WHAT YOU WILL DO: The result should be every line of the listing that contains "horizontal".
%%
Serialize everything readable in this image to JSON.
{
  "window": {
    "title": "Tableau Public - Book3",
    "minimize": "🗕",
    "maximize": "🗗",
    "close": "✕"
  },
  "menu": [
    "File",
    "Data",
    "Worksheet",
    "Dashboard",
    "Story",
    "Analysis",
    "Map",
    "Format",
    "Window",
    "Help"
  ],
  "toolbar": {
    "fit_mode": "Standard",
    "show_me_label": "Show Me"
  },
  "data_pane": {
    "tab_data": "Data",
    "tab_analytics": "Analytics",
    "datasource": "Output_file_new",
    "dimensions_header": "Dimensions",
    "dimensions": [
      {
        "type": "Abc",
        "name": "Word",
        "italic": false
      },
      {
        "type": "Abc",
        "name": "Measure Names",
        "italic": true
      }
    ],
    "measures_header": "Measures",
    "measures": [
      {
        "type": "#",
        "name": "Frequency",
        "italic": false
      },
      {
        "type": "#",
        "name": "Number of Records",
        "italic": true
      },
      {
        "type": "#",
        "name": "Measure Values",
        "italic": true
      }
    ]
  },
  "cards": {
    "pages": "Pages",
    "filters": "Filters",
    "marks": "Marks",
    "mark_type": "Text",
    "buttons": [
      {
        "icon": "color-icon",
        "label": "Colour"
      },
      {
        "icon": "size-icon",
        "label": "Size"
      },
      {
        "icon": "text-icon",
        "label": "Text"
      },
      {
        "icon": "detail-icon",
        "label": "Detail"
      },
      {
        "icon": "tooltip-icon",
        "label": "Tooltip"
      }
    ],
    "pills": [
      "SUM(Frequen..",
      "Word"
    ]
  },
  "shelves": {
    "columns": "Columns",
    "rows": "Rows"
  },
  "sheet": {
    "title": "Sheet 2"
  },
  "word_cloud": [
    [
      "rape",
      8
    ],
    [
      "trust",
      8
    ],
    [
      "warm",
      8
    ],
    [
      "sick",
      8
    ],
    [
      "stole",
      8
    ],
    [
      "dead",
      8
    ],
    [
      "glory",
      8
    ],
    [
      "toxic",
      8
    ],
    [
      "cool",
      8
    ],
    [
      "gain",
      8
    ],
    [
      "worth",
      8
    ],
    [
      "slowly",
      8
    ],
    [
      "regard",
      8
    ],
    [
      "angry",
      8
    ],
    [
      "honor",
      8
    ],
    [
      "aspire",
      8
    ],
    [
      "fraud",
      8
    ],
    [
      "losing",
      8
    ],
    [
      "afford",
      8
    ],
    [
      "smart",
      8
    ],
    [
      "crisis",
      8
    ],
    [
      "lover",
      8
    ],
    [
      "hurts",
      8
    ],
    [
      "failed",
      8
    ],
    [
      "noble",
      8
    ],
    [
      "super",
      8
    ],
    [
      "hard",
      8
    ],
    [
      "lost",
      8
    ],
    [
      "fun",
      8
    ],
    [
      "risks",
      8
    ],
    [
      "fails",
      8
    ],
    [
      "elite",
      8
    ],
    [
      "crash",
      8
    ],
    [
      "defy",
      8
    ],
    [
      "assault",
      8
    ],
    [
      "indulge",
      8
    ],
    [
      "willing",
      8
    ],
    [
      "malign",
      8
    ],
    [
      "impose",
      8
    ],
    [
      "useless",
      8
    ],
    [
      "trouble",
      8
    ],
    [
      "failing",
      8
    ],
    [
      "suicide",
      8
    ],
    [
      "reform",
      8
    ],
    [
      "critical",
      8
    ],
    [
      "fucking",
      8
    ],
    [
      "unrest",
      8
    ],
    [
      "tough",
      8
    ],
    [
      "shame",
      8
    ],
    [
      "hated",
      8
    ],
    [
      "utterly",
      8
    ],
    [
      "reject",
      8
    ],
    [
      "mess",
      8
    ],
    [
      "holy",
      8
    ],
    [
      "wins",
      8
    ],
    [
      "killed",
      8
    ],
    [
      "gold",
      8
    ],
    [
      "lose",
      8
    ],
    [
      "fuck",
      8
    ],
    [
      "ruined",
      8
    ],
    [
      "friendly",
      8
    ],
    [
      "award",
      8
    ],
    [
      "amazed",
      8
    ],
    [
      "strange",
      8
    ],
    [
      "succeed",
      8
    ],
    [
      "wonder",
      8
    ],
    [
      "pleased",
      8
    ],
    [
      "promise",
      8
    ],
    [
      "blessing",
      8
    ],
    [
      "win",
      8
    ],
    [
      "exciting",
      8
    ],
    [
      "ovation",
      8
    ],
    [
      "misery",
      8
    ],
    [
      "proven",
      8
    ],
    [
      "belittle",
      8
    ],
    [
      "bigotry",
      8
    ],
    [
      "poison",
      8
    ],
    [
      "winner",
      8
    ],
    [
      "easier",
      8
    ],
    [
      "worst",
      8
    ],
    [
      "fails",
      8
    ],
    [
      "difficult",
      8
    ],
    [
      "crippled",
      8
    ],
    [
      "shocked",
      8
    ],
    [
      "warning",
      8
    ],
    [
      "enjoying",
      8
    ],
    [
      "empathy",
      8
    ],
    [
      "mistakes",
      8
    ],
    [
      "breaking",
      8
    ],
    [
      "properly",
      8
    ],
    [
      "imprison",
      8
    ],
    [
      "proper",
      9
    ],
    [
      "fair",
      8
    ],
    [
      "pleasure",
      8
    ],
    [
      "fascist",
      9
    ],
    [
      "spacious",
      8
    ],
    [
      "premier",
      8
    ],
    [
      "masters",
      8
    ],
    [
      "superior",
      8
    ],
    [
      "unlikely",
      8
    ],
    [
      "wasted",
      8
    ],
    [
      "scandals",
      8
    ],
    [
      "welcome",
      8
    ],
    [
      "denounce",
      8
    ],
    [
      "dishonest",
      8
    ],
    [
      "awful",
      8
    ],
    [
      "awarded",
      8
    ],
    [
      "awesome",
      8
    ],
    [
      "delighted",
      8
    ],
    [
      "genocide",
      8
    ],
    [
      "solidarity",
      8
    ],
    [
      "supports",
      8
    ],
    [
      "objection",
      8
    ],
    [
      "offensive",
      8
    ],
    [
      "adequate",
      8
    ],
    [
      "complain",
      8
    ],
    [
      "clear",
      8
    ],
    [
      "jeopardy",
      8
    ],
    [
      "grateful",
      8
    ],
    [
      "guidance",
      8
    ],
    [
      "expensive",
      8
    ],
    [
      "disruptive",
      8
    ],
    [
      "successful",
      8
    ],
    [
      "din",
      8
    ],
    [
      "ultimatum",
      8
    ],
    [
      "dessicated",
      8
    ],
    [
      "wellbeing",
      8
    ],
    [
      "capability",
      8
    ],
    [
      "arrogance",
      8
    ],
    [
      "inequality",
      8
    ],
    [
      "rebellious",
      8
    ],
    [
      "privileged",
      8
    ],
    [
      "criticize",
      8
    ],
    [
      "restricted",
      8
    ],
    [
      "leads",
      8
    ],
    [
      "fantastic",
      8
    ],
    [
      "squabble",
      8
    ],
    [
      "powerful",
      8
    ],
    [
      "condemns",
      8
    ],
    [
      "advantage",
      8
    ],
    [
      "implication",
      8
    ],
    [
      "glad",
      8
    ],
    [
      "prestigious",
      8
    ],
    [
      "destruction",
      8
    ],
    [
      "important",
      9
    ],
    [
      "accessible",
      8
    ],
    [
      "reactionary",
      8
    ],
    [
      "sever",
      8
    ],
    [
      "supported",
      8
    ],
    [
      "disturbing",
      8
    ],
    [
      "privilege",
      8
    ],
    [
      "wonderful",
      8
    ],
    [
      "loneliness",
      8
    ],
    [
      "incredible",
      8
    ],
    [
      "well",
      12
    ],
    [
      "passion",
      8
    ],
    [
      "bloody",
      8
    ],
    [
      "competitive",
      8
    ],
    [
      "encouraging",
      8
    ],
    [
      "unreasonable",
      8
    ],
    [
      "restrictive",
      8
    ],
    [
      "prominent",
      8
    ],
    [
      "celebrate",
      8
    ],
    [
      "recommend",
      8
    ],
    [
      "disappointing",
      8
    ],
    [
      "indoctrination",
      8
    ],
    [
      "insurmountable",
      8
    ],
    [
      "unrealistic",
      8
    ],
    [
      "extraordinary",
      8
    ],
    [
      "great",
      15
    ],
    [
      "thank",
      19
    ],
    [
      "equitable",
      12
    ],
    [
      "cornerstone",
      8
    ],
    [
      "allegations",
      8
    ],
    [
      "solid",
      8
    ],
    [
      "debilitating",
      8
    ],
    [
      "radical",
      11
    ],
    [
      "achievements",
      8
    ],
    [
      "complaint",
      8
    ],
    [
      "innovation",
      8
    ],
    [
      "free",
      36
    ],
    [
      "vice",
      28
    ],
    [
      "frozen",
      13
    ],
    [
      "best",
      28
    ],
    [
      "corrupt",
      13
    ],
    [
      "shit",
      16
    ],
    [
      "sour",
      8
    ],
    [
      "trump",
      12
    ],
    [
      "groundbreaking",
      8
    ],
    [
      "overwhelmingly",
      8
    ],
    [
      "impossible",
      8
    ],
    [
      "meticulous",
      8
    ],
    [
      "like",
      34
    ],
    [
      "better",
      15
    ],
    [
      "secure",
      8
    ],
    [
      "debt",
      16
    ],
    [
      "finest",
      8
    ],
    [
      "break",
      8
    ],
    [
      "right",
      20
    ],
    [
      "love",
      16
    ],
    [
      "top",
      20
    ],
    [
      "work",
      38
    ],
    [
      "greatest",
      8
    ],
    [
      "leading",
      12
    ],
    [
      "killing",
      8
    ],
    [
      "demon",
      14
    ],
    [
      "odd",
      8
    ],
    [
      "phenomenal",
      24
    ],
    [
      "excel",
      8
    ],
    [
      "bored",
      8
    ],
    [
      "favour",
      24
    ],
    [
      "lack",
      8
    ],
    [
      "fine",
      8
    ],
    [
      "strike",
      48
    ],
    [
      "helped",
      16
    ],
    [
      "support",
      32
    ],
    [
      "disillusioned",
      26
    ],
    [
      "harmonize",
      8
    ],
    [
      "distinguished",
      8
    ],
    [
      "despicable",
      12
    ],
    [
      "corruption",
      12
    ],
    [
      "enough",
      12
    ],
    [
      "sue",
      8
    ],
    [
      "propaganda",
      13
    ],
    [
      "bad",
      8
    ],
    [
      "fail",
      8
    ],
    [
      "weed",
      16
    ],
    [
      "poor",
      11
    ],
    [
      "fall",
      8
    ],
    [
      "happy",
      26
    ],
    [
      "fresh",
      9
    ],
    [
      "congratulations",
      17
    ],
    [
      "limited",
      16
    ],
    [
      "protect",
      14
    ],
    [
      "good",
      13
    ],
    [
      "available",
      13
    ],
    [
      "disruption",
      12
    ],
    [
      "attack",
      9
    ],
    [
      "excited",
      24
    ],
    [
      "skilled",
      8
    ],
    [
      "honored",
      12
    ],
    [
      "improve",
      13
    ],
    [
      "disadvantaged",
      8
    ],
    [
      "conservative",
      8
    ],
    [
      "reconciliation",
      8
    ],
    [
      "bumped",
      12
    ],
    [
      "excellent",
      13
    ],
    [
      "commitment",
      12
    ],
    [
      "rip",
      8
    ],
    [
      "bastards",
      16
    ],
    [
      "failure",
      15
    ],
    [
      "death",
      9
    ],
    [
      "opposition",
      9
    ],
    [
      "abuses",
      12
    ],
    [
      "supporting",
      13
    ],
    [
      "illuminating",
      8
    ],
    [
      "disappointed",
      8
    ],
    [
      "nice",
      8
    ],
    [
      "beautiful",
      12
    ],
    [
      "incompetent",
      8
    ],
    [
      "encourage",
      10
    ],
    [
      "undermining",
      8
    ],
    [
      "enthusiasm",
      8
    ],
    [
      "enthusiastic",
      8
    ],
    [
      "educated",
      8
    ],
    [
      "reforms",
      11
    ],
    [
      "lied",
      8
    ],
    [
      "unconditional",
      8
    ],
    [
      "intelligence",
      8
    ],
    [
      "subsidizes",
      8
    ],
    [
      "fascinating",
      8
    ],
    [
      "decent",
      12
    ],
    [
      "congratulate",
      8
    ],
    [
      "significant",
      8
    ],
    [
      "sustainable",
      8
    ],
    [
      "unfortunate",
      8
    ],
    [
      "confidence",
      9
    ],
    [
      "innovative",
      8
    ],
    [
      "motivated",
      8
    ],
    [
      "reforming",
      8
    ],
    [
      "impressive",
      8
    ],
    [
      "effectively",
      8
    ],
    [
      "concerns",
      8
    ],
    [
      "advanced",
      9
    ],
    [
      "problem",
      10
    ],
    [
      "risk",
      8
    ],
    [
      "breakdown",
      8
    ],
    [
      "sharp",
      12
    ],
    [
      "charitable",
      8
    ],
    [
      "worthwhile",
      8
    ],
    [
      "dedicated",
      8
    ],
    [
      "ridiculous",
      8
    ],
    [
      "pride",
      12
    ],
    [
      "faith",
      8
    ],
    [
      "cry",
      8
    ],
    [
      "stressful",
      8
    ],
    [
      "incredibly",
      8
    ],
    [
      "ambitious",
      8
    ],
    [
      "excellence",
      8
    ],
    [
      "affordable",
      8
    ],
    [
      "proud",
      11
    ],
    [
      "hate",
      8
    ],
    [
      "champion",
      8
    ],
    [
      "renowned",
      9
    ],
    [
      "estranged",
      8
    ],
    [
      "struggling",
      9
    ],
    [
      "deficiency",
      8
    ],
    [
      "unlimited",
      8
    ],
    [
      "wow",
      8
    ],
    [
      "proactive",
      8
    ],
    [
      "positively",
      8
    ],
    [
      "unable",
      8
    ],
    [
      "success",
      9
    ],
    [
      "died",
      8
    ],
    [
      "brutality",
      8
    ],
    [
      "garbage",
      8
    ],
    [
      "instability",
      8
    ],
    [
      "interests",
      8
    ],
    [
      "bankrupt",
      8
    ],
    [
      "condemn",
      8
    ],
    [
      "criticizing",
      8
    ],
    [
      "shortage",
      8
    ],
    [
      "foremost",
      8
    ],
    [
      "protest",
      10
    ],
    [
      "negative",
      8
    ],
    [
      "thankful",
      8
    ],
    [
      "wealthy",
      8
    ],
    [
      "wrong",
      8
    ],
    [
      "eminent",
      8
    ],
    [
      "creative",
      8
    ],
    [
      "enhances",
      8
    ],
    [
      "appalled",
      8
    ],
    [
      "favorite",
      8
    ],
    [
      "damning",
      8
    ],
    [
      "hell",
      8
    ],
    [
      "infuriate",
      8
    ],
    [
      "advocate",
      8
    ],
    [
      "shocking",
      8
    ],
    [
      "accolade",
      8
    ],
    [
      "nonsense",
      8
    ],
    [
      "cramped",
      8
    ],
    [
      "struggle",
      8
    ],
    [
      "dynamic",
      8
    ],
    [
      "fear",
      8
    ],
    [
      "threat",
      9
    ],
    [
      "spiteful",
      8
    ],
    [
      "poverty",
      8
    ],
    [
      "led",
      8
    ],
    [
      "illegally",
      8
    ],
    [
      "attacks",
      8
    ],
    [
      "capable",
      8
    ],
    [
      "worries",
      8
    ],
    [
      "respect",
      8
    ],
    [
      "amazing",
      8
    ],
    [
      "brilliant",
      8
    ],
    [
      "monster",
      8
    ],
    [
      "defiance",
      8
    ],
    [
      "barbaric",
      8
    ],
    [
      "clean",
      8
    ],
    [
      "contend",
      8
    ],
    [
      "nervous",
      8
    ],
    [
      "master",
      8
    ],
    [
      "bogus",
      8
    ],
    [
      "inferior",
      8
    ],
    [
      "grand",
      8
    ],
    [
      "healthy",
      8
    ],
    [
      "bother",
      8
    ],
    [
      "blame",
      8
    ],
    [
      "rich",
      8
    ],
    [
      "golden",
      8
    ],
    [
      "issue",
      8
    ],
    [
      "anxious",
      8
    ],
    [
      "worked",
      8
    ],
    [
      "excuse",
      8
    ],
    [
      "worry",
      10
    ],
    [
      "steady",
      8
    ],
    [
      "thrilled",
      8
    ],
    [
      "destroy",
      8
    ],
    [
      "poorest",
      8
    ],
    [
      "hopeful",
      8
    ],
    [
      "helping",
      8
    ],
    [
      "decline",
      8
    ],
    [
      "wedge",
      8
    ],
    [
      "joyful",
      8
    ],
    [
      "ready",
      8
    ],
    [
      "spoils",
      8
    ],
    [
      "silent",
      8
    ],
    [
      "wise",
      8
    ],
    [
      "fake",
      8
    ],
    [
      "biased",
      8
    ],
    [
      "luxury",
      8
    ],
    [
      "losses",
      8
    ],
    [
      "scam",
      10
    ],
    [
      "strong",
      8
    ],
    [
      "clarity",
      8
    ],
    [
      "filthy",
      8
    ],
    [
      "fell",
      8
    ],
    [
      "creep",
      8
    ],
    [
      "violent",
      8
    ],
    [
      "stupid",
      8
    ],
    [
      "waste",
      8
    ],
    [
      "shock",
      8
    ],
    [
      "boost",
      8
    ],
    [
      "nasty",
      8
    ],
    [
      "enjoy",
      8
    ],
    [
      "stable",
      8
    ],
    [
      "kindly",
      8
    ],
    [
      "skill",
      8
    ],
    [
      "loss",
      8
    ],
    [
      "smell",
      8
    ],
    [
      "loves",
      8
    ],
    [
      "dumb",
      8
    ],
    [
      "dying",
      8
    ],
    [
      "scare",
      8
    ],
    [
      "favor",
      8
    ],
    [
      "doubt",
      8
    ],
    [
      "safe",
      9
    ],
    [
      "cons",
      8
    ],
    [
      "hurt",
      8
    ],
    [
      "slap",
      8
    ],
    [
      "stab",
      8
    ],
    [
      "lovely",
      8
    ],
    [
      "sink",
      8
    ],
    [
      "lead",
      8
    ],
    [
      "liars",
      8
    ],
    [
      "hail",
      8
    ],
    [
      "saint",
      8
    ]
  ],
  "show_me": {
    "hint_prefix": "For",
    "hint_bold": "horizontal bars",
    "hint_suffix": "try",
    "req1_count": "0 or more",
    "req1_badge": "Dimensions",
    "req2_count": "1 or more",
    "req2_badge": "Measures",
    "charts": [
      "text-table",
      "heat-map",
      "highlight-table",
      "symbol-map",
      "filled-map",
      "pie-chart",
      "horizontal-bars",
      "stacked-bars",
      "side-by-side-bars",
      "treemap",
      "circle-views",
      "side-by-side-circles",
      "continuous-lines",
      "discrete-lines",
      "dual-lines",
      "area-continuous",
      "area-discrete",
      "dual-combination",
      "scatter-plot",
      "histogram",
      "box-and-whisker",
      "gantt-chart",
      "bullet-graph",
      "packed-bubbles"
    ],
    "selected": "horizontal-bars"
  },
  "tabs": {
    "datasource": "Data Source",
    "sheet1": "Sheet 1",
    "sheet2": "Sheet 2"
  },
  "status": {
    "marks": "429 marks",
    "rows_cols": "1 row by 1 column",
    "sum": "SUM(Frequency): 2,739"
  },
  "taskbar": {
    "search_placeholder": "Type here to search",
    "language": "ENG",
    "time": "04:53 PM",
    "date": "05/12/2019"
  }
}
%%
OUTPUT OF THE EXERCISE:
    "hint_bold": "horizontal bars",
      "horizontal-bars",
    "selected": "horizontal-bars"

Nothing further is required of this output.